[Dataset entries]

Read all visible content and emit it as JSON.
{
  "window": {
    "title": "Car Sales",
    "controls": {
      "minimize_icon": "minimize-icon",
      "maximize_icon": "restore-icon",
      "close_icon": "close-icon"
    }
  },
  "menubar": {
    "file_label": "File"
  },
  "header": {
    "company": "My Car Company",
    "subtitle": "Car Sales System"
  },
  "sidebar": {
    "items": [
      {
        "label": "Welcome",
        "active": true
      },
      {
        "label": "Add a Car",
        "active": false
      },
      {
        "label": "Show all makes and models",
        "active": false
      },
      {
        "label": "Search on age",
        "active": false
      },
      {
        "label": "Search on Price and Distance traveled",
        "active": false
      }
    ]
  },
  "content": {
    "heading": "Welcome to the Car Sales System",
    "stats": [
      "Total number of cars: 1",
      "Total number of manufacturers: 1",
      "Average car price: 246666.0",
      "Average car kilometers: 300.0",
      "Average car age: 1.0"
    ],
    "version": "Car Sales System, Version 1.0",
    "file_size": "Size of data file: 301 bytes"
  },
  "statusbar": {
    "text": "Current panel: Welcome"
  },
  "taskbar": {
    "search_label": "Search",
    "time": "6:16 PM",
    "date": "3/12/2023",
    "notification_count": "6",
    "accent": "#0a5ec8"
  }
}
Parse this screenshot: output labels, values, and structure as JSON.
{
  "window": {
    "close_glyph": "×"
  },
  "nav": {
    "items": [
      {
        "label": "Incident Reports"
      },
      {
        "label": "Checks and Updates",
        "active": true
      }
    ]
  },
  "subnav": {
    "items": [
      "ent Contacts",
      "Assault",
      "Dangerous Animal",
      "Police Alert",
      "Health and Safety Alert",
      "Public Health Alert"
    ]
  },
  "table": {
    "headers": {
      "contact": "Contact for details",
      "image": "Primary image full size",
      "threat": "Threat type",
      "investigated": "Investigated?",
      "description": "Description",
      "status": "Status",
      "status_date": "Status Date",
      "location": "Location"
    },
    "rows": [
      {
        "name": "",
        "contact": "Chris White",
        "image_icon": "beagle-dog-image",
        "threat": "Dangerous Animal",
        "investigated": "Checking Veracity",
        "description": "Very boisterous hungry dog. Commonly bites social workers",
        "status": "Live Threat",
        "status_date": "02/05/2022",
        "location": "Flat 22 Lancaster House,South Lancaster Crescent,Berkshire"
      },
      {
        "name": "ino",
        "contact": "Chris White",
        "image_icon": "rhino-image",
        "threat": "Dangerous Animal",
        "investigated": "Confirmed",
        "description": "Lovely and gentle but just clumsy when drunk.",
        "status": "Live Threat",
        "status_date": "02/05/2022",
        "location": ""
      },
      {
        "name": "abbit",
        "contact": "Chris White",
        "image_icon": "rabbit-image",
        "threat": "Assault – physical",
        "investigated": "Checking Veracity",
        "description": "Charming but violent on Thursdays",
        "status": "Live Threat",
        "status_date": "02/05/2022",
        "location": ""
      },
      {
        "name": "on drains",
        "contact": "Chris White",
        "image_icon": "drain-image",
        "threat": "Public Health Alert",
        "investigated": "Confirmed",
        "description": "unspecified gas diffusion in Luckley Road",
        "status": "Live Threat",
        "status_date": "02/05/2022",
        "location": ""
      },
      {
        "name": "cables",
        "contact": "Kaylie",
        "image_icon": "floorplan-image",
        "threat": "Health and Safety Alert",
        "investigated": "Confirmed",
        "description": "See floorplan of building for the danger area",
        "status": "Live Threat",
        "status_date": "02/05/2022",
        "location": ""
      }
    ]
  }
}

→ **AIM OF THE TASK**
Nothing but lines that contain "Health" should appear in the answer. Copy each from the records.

→ **SOLUTION FOR THIS EXERCISE**
      "Health and Safety Alert",
      "Public Health Alert"
        "threat": "Public Health Alert",
        "threat": "Health and Safety Alert",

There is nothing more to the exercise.